Two of the longest and strongest players on the PGA Tour struggled mightily with the swirling winds that at times reached 20 mph in some spots.
"I knew today, starting off, that it was going to play tough," said Johnson, who wound up two shots behind Koepka and will relinquish the No. 1 ranking to the winner. "You know, the wind was up. It was the most wind we've had all week."
The gusts might have been at their worst on the 16th hole, where Koepka pretty much clinched his second straight PGA, his fourth major, and became the first player to hold two back-to-back major crowns at the same time.
Johnson was having what had been by far the best round of the day. He was at 8 under overall when his tee shot on 16 landed smack in the middle of the fairway. But from 194 yards, his 5-iron approach caught a gust and soared over the green into nasty rough.
A nice chip out of that toward a flag whipping in the wind got Johnson to seven feet, but he missed the putt.
Varner's 81 worst round in final group of a major

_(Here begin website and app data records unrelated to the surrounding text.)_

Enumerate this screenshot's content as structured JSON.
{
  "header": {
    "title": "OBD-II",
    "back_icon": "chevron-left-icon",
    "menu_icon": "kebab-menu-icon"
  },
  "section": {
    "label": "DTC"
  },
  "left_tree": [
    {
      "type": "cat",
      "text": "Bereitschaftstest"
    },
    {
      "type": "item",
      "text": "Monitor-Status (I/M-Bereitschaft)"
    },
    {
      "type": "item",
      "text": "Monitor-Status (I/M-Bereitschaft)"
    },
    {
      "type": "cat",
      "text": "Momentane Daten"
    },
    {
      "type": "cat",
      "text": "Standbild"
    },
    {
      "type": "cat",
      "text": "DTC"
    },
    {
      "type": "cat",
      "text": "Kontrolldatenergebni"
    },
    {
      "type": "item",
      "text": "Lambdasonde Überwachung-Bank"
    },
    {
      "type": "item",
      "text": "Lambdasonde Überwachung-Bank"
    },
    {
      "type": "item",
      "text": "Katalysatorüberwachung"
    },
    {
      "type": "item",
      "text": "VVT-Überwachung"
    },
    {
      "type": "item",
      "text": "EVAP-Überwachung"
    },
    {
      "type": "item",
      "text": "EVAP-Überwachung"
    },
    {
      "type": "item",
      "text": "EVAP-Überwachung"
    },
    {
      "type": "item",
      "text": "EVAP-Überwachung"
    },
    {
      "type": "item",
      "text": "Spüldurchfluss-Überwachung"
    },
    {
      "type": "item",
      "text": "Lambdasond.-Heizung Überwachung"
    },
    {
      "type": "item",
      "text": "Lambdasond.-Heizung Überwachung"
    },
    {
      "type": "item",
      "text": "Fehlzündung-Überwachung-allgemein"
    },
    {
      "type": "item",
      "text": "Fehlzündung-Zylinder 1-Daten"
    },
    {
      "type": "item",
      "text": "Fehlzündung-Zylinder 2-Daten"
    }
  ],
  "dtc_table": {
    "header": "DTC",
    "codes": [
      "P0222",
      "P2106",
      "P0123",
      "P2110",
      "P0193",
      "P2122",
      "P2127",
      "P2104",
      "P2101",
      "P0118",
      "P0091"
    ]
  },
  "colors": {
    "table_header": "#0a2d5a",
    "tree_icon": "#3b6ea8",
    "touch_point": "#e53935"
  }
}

After getting supportive messages from Tiger Woods and Michael Jordan the night before, Harold Varner III could not have had a better start to the final round of the PGA Championship.
The 28-year-old journeyman pro birdied the first hole at Bethpage Black playing in the final pairing to draw within five strokes of eventual champion Brooks Koepka, who bogeyed the hole.
It was the best thing to happen to Varner on Sunday.
The 174th-ranked player in the world shot an 11-over-par 81 and went from sole possession of second place to finishing tied for 36th with a 6-over score.
It marked the first time a player in the last pairing on the final day shot in the 80s.